Relations between Turkey and the United States have deteriorated now to a point of either being fixed or breaking down completely, Turkish Foreign Minister Mevlut Cavusoglu cautioned on Monday.
Declaring bilateral ties at a critical point, the top Turkish envoy said, “we will either fix the ties or they will break down completely.”
Speaking to the press in Istanbul following a meeting with African states, he said Washington has made several mistakes in handling its relationship with Ankara, including giving support to the Kurdish militia in Syria known as the People’s Protection Units (YPG).
Turkish troops launched an air and ground offensive against YPG-held Afrin in northwestern Syria on Jan. 20, as Ankara treats the Kurdish militants as terrorists associated with the outlawed Kurdistan Workers’ Party.
Turkey has threatened to target Manbij, another Syrian town held by the YPG, in its next move, but the United States has refused to withdraw its troops from the town as demanded by Ankara, heightening the risk of a direct confrontation between the NATO allies.
“It is natural that we lost our trust in the U.S.,” Cavusoglu said, stressing that Ankara does not want to hear any more empty promises from its ally but rather wants to see concrete steps.
Turkish president’s security and foreign policy adviser Ibrahim Kalin met with U.S. National Security Adviser Herbert Raymond McMaster in Istanbul over the weekend, while foreign and defense ministers of the two countries are scheduled to meet respectively in Ankara and Brussels in the coming days.

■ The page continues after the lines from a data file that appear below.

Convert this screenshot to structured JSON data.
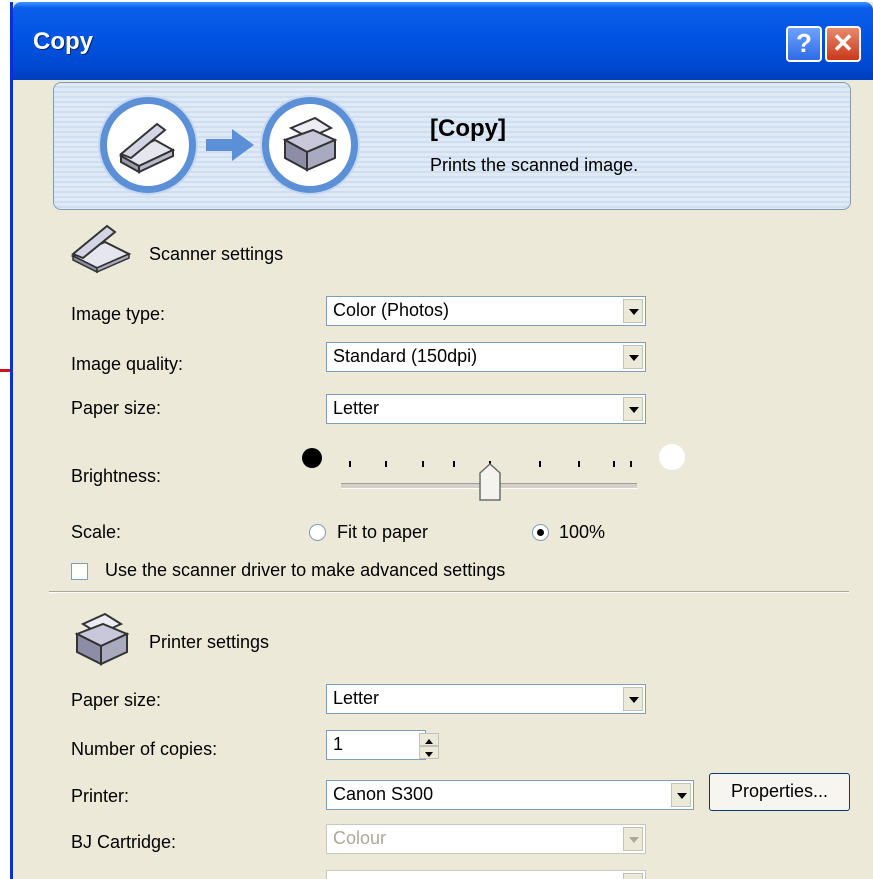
{
  "window": {
    "title": "Copy"
  },
  "banner": {
    "title": "[Copy]",
    "description": "Prints the scanned image."
  },
  "scanner": {
    "heading": "Scanner settings",
    "image_type": {
      "label": "Image type:",
      "value": "Color (Photos)"
    },
    "image_quality": {
      "label": "Image quality:",
      "value": "Standard (150dpi)"
    },
    "paper_size": {
      "label": "Paper size:",
      "value": "Letter"
    },
    "brightness": {
      "label": "Brightness:",
      "level": 0.5
    },
    "scale": {
      "label": "Scale:",
      "options": [
        "Fit to paper",
        "100%"
      ],
      "selected": "100%"
    },
    "advanced": {
      "label": "Use the scanner driver to make advanced settings",
      "checked": false
    }
  },
  "printer": {
    "heading": "Printer settings",
    "paper_size": {
      "label": "Paper size:",
      "value": "Letter"
    },
    "copies": {
      "label": "Number of copies:",
      "value": "1"
    },
    "printer": {
      "label": "Printer:",
      "value": "Canon S300",
      "button": "Properties..."
    },
    "cartridge": {
      "label": "BJ Cartridge:",
      "value": "Colour"
    }
  },
  "colors": {
    "titlebar": "#0054e3",
    "callout": "#d0101a",
    "dialog_bg": "#ece9d8"
  }
}
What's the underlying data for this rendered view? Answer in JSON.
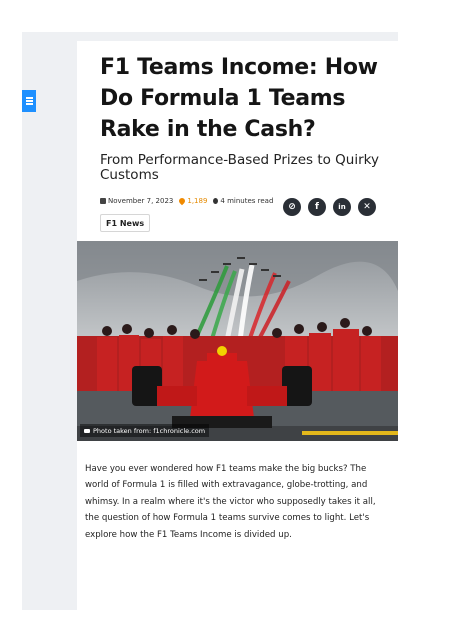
{
  "article": {
    "title": "F1 Teams Income: How Do Formula 1 Teams Rake in the Cash?",
    "subtitle": "From Performance-Based Prizes to Quirky Customs",
    "date": "November 7, 2023",
    "views": "1,189",
    "read_time": "4 minutes read",
    "category": "F1 News",
    "image_caption": "Photo taken from: f1chronicle.com",
    "intro": "Have you ever wondered how F1 teams make the big bucks? The world of Formula 1 is filled with extravagance, globe-trotting, and whimsy. In a realm where it's the victor who supposedly takes it all, the question of how Formula 1 teams survive comes to light. Let's explore how the F1 Teams Income is divided up."
  },
  "share": {
    "link_glyph": "⊘",
    "facebook_glyph": "f",
    "linkedin_glyph": "in",
    "x_glyph": "✕"
  },
  "icons": {
    "sidebar_toggle": "menu-icon",
    "date": "calendar-icon",
    "views": "fire-icon",
    "read_time": "stopwatch-icon",
    "caption": "camera-icon"
  },
  "colors": {
    "accent_blue": "#1e90ff",
    "views_orange": "#e58a00",
    "share_button": "#2a2f36",
    "ferrari_red": "#d21a1a"
  }
}
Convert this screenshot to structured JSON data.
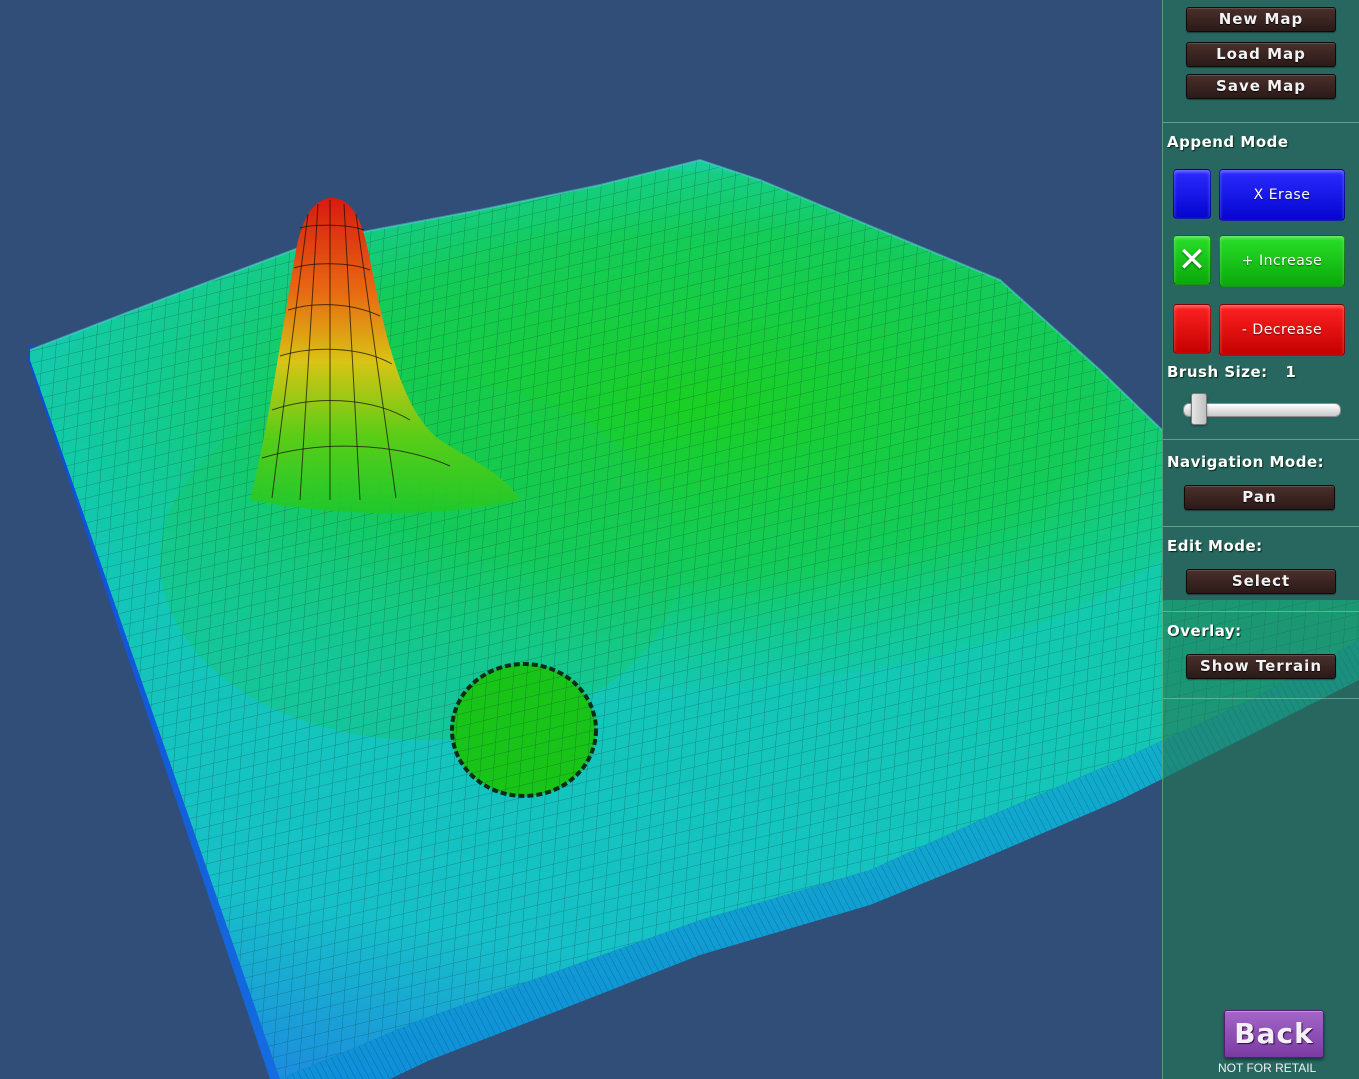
{
  "panel": {
    "file_buttons": {
      "new_map": "New Map",
      "load_map": "Load Map",
      "save_map": "Save Map"
    },
    "append_mode": {
      "label": "Append Mode",
      "erase_label": "X Erase",
      "increase_label": "+ Increase",
      "decrease_label": "- Decrease",
      "selected": "increase",
      "checkmark": "✕"
    },
    "brush": {
      "label": "Brush Size:",
      "value": "1"
    },
    "navigation": {
      "label": "Navigation Mode:",
      "value": "Pan"
    },
    "edit": {
      "label": "Edit Mode:",
      "value": "Select"
    },
    "overlay": {
      "label": "Overlay:",
      "value": "Show Terrain"
    }
  },
  "back_button": "Back",
  "footer_note": "NOT FOR RETAIL",
  "colors": {
    "background": "#304e78",
    "panel": "#227850",
    "erase": "#0a0ae6",
    "increase": "#14c814",
    "decrease": "#e60a0a",
    "back": "#8e4fb6"
  },
  "icons": {
    "increase_selected": "check-x-icon"
  }
}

Cavusoglu said all the sensitive issues will be discussed in detail during U.S. Secretary of State Rex Tillerson’s visit to Ankara.